(Excerpts from an interface dataset)
┌──

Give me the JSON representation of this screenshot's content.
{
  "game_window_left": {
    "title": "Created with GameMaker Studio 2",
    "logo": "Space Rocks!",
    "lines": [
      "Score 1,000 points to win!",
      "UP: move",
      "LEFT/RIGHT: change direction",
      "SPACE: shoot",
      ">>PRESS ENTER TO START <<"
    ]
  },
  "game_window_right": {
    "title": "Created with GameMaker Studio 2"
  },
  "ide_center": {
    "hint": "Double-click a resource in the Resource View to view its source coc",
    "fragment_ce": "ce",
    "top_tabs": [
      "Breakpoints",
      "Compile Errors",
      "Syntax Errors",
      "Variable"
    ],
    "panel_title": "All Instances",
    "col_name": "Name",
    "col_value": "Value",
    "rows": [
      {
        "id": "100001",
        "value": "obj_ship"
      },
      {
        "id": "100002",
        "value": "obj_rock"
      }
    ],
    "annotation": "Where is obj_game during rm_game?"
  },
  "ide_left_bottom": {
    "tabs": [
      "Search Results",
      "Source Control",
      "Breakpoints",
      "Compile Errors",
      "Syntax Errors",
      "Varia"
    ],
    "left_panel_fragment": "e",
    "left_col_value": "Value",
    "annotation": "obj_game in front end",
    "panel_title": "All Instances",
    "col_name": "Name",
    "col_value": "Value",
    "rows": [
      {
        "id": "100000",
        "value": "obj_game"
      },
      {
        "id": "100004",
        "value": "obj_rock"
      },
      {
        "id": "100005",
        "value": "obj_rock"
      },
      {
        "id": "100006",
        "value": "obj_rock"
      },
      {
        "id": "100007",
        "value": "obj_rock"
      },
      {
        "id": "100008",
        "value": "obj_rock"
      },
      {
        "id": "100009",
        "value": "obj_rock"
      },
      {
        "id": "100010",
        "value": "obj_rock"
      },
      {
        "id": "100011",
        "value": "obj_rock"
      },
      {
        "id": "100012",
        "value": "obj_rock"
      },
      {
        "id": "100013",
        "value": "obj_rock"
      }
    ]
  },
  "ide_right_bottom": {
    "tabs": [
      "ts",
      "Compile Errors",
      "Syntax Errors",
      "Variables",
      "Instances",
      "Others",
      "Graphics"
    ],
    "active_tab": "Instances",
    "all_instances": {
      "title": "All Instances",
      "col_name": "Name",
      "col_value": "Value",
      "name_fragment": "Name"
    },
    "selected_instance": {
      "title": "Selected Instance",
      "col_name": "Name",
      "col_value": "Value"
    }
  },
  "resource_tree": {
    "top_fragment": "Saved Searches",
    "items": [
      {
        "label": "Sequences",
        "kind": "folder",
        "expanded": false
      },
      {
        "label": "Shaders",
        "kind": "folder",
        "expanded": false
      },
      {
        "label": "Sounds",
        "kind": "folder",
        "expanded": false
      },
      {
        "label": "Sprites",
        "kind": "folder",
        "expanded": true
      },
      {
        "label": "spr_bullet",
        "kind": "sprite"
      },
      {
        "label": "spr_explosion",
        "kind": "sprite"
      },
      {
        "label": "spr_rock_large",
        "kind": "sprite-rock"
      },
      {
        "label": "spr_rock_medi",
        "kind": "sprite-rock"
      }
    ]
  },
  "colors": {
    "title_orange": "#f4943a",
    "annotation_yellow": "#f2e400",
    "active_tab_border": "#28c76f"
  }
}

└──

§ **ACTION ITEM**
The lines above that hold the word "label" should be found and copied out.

§ **SOLUTION TO THIS EXERCISE**
        "label": "Sequences",
        "label": "Shaders",
        "label": "Sounds",
        "label": "Sprites",
        "label": "spr_bullet",
        "label": "spr_explosion",
        "label": "spr_rock_large",
        "label": "spr_rock_medi",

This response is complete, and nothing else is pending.